TASK REQUIREMENTS> Only a number is wanted here: how many lines in the records below contain the string "dakika".

*** Opening of PROVIDED ENTRIES ***

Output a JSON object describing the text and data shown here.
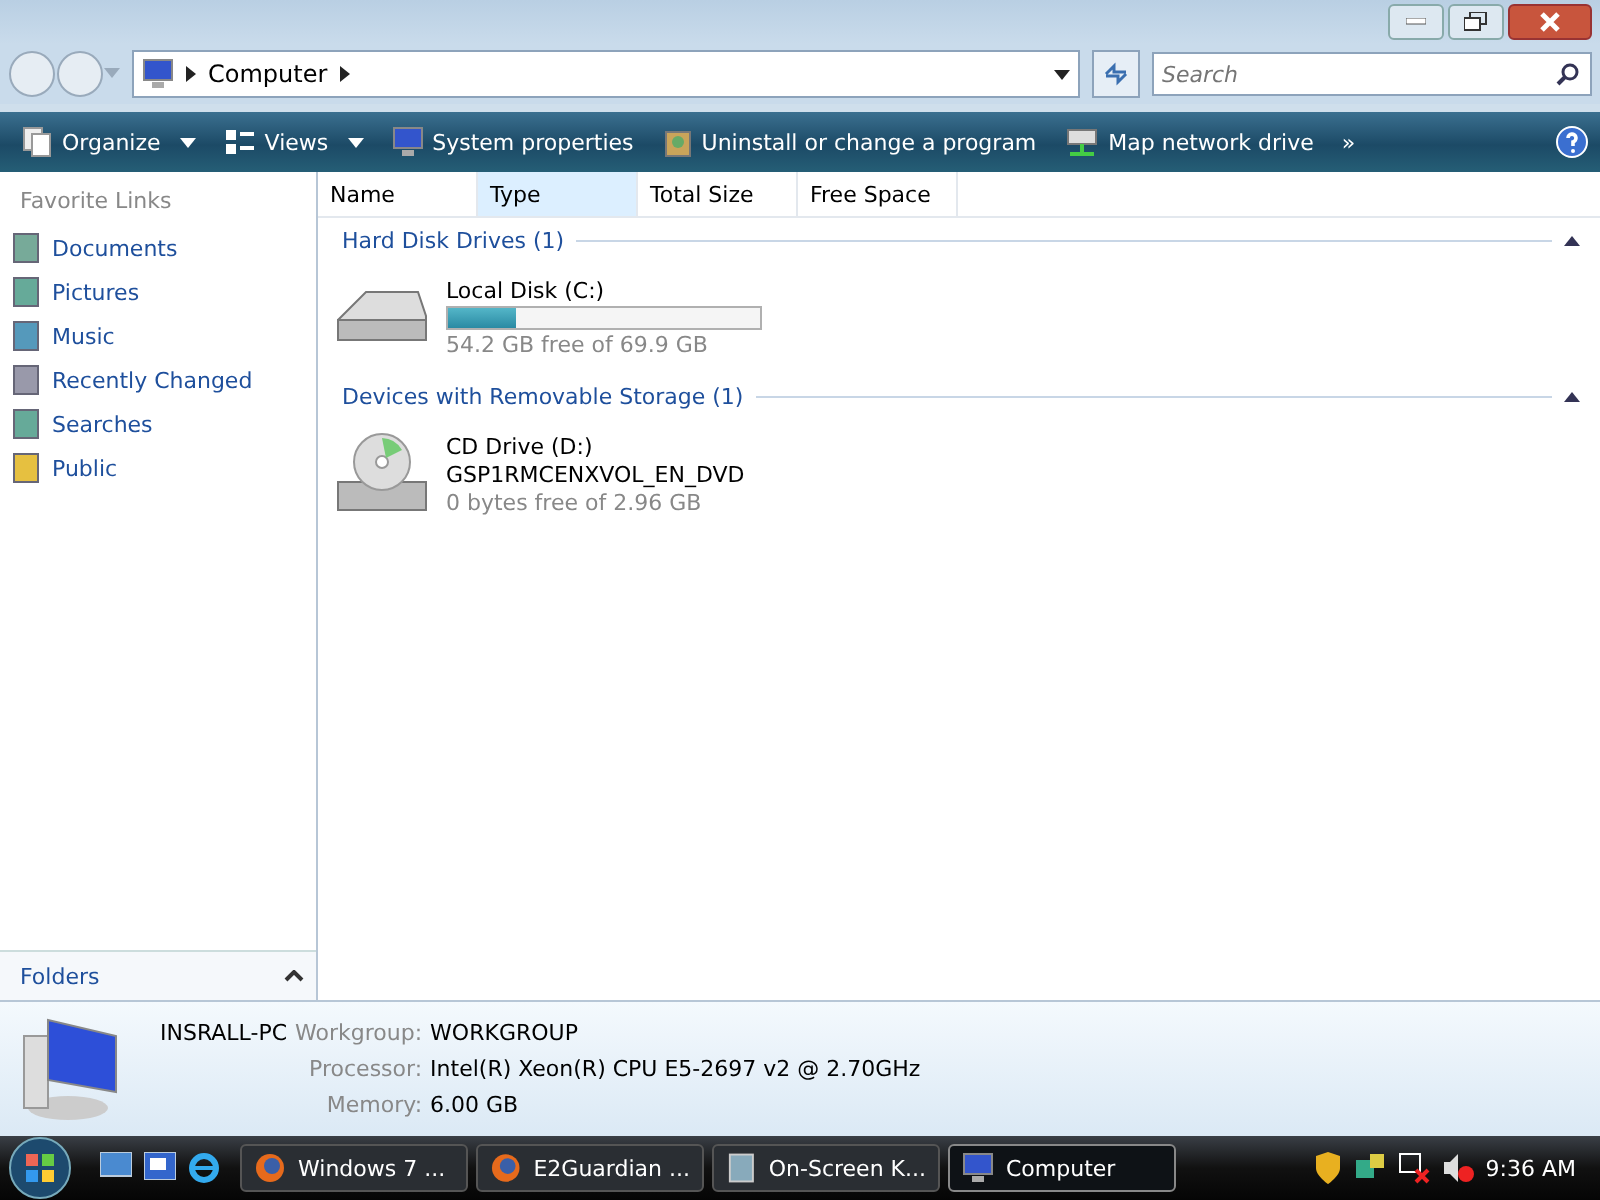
{
  "address": {
    "path": "Computer",
    "search_placeholder": "Search"
  },
  "toolbar": {
    "items": [
      {
        "label": "Organize",
        "dropdown": true
      },
      {
        "label": "Views",
        "dropdown": true
      },
      {
        "label": "System properties",
        "dropdown": false
      },
      {
        "label": "Uninstall or change a program",
        "dropdown": false
      },
      {
        "label": "Map network drive",
        "dropdown": false
      }
    ],
    "more": "»"
  },
  "sidebar": {
    "heading": "Favorite Links",
    "items": [
      {
        "label": "Documents"
      },
      {
        "label": "Pictures"
      },
      {
        "label": "Music"
      },
      {
        "label": "Recently Changed"
      },
      {
        "label": "Searches"
      },
      {
        "label": "Public"
      }
    ],
    "folders": "Folders"
  },
  "columns": [
    {
      "label": "Name",
      "selected": false
    },
    {
      "label": "Type",
      "selected": true
    },
    {
      "label": "Total Size",
      "selected": false
    },
    {
      "label": "Free Space",
      "selected": false
    }
  ],
  "groups": [
    {
      "title": "Hard Disk Drives (1)",
      "items": [
        {
          "kind": "disk",
          "name": "Local Disk (C:)",
          "level": 0.22,
          "free": "54.2 GB free of 69.9 GB"
        }
      ]
    },
    {
      "title": "Devices with Removable Storage (1)",
      "items": [
        {
          "kind": "cd",
          "name": "CD Drive (D:)",
          "volume": "GSP1RMCENXVOL_EN_DVD",
          "free": "0 bytes free of 2.96 GB"
        }
      ]
    }
  ],
  "details": {
    "computer": "INSRALL-PC",
    "fields": [
      {
        "label": "Workgroup:",
        "value": "WORKGROUP"
      },
      {
        "label": "Processor:",
        "value": "Intel(R) Xeon(R) CPU E5-2697 v2 @ 2.70GHz"
      },
      {
        "label": "Memory:",
        "value": "6.00 GB"
      }
    ]
  },
  "taskbar": {
    "tasks": [
      {
        "label": "Windows 7 ...",
        "selected": false
      },
      {
        "label": "E2Guardian ...",
        "selected": false
      },
      {
        "label": "On-Screen K...",
        "selected": false
      },
      {
        "label": "Computer",
        "selected": true
      }
    ],
    "clock": "9:36 AM"
  }
}
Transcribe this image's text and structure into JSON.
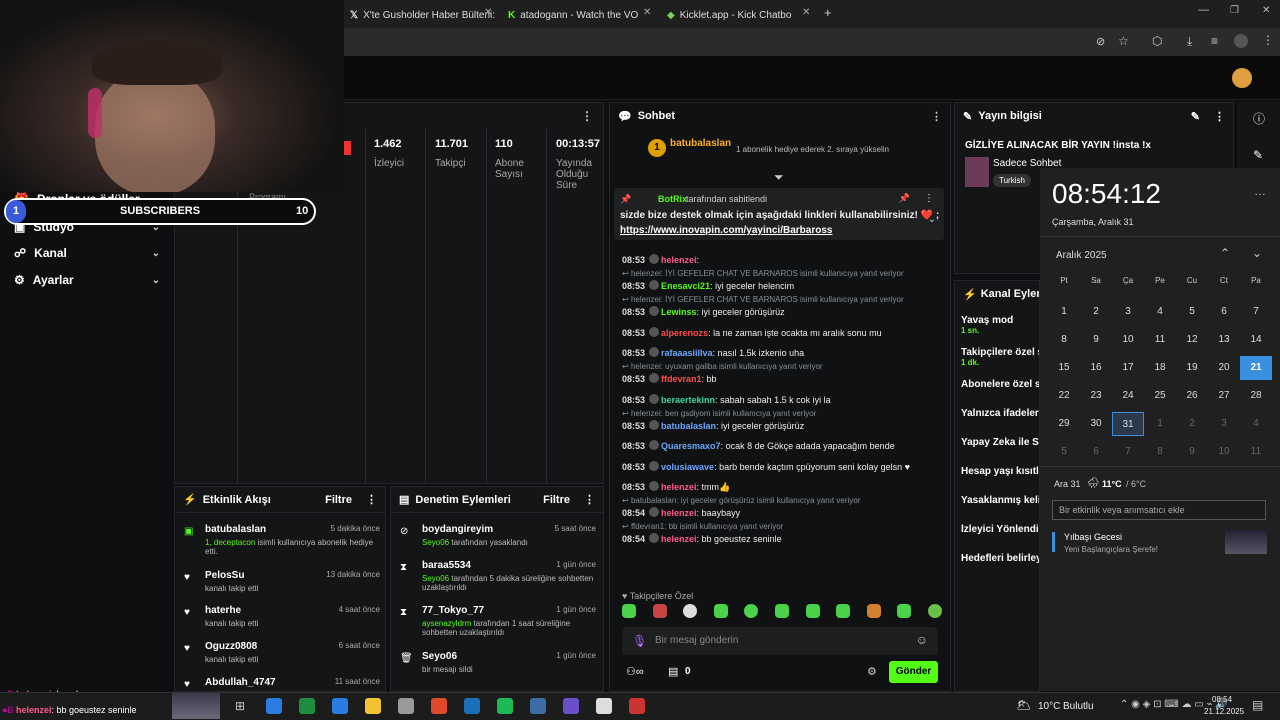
{
  "tabs": [
    {
      "label": "X'te Gusholder Haber Bülteni: \""
    },
    {
      "label": "atadogann - Watch the VOD on"
    },
    {
      "label": "Kicklet.app - Kick Chatbot and"
    }
  ],
  "stream_stats": [
    {
      "value": "1.462",
      "label": "İzleyici"
    },
    {
      "value": "11.701",
      "label": "Takipçi"
    },
    {
      "value": "110",
      "label": "Abone Sayısı"
    },
    {
      "value": "00:13:57",
      "label": "Yayında Olduğu Süre"
    }
  ],
  "overlay": {
    "sub_count_left": "1",
    "sub_label": "SUBSCRIBERS",
    "sub_count_right": "10"
  },
  "sidebar": {
    "items": [
      {
        "label": "Droplar ve ödüller"
      },
      {
        "label": "Stüdyo"
      },
      {
        "label": "Kanal"
      },
      {
        "label": "Ayarlar"
      }
    ],
    "program_label": "Programı"
  },
  "activity": {
    "title": "Etkinlik Akışı",
    "filter": "Filtre",
    "items": [
      {
        "name": "batubalaslan",
        "time": "5 dakika önce",
        "sub": "1, deceptacon",
        "sub2": " isimli kullanıcıya abonelik hediye etti."
      },
      {
        "name": "PelosSu",
        "time": "13 dakika önce",
        "sub": "kanalı takip etti"
      },
      {
        "name": "haterhe",
        "time": "4 saat önce",
        "sub": "kanalı takip etti"
      },
      {
        "name": "Oguzz0808",
        "time": "6 saat önce",
        "sub": "kanalı takip etti"
      },
      {
        "name": "Abdullah_4747",
        "time": "11 saat önce",
        "sub": ""
      }
    ]
  },
  "moderation": {
    "title": "Denetim Eylemleri",
    "filter": "Filtre",
    "items": [
      {
        "name": "boydangireyim",
        "time": "5 saat önce",
        "mod": "Seyo06",
        "text": " tarafından yasaklandı"
      },
      {
        "name": "baraa5534",
        "time": "1 gün önce",
        "mod": "Seyo06",
        "text": " tarafından 5 dakika süreliğine sohbetten uzaklaştırıldı"
      },
      {
        "name": "77_Tokyo_77",
        "time": "1 gün önce",
        "mod": "aysenazyldrm",
        "text": " tarafından 1 saat süreliğine sohbetten uzaklaştırıldı"
      },
      {
        "name": "Seyo06",
        "time": "1 gün önce",
        "mod": "",
        "text": "bir mesajı sildi"
      }
    ]
  },
  "chat": {
    "title": "Sohbet",
    "top_user": "batubalaslan",
    "top_count": "1",
    "top_text": "1 abonelik hediye ederek 2. sıraya yükselin",
    "pinned_by": "BotRix",
    "pinned_by_suffix": " tarafından sabitlendi",
    "pinned_text": "sizde bize destek olmak için aşağıdaki linkleri kullanabilirsiniz! ❤️ ;",
    "pinned_link": "https://www.inovapin.com/yayinci/Barbaross",
    "messages": [
      {
        "time": "08:53",
        "user": "helenzei",
        "color": "#ff5b8a",
        "text": ":"
      },
      {
        "reply": "helenzei: İYİ GEFELER CHAT VE BARNAROS isimli kullanıcıya yanıt veriyor"
      },
      {
        "time": "08:53",
        "user": "Enesavci21",
        "color": "#53fc18",
        "text": ": iyi geceler helencim"
      },
      {
        "reply": "helenzei: İYİ GEFELER CHAT VE BARNAROS isimli kullanıcıya yanıt veriyor"
      },
      {
        "time": "08:53",
        "user": "Lewinss",
        "color": "#53fc18",
        "text": ": iyi geceler görüşürüz"
      },
      {
        "time": "08:53",
        "user": "alperenozs",
        "color": "#ff4d4d",
        "text": ": la ne zaman işte ocakta mı aralık sonu mu"
      },
      {
        "time": "08:53",
        "user": "rafaaasiillva",
        "color": "#6aa7ff",
        "text": ": nasıl 1.5k izkenio uha"
      },
      {
        "reply": "helenzei: uyuxam galiba isimli kullanıcıya yanıt veriyor"
      },
      {
        "time": "08:53",
        "user": "ffdevran1",
        "color": "#ff4d4d",
        "text": ": bb"
      },
      {
        "time": "08:53",
        "user": "beraertekinn",
        "color": "#3fd4a0",
        "text": ": sabah sabah 1.5 k cok iyi la"
      },
      {
        "reply": "helenzei: ben gsdiyom isimli kullanıcıya yanıt veriyor"
      },
      {
        "time": "08:53",
        "user": "batubalaslan",
        "color": "#6aa7ff",
        "text": ": iyi geceler görüşürüz"
      },
      {
        "time": "08:53",
        "user": "Quaresmaxo7",
        "color": "#6aa7ff",
        "text": ": ocak 8 de Gökçe adada yapacağım bende"
      },
      {
        "time": "08:53",
        "user": "volusiawave",
        "color": "#6aa7ff",
        "text": ": barb bende kaçtım çpüyorum seni kolay gelsn ♥"
      },
      {
        "time": "08:53",
        "user": "helenzei",
        "color": "#ff5b8a",
        "text": ": tmm👍"
      },
      {
        "reply": "batubalaslan: iyi geceler görüşürüz isimli kullanıcıya yanıt veriyor"
      },
      {
        "time": "08:54",
        "user": "helenzei",
        "color": "#ff5b8a",
        "text": ": baaybayy"
      },
      {
        "reply": "ffdevran1: bb isimli kullanıcıya yanıt veriyor"
      },
      {
        "time": "08:54",
        "user": "helenzei",
        "color": "#ff5b8a",
        "text": ": bb goeustez seninle"
      }
    ],
    "followers_only": "Takipçilere Özel",
    "input_placeholder": "Bir mesaj gönderin",
    "points": "0",
    "send": "Gönder"
  },
  "stream_info": {
    "title": "Yayın bilgisi",
    "stream_title": "GİZLİYE ALINACAK BİR YAYIN !insta !x",
    "category": "Sadece Sohbet",
    "language": "Turkish"
  },
  "channel_actions": {
    "title": "Kanal Eylemleri",
    "items": [
      {
        "label": "Yavaş mod",
        "sub": "1 sn."
      },
      {
        "label": "Takipçilere özel s",
        "sub": "1 dk."
      },
      {
        "label": "Abonelere özel so",
        "sub": ""
      },
      {
        "label": "Yalnızca ifadeleri",
        "sub": ""
      },
      {
        "label": "Yapay Zeka ile So",
        "sub": ""
      },
      {
        "label": "Hesap yaşı kısıtla",
        "sub": ""
      },
      {
        "label": "Yasaklanmış kelin",
        "sub": ""
      },
      {
        "label": "İzleyici Yönlendir",
        "sub": ""
      },
      {
        "label": "Hedefleri belirleyi",
        "sub": ""
      }
    ]
  },
  "calendar": {
    "time": "08:54:12",
    "date": "Çarşamba, Aralık 31",
    "month": "Aralık 2025",
    "weekdays": [
      "Pt",
      "Sa",
      "Ça",
      "Pe",
      "Cu",
      "Ct",
      "Pa"
    ],
    "weeks": [
      [
        "1",
        "2",
        "3",
        "4",
        "5",
        "6",
        "7"
      ],
      [
        "8",
        "9",
        "10",
        "11",
        "12",
        "13",
        "14"
      ],
      [
        "15",
        "16",
        "17",
        "18",
        "19",
        "20",
        "21"
      ],
      [
        "22",
        "23",
        "24",
        "25",
        "26",
        "27",
        "28"
      ],
      [
        "29",
        "30",
        "31",
        "1",
        "2",
        "3",
        "4"
      ],
      [
        "5",
        "6",
        "7",
        "8",
        "9",
        "10",
        "11"
      ]
    ],
    "weather_day": "Ara 31",
    "weather_hi": "11°C",
    "weather_lo": "/ 6°C",
    "event_placeholder": "Bir etkinlik veya anımsatıcı ekle",
    "event_title": "Yılbaşı Gecesi",
    "event_sub": "Yeni Başlangıçlara Şerefe!"
  },
  "ticker": [
    {
      "user": "helenzei",
      "text": ": baaybayy"
    },
    {
      "user": "helenzei",
      "text": ": bb goeustez seninle"
    }
  ],
  "taskbar": {
    "weather": "10°C",
    "weather_label": "Bulutlu",
    "time": "08:54",
    "date": "21.12.2025"
  }
}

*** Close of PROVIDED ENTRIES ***

RESULT OF THE EXERCISE> 3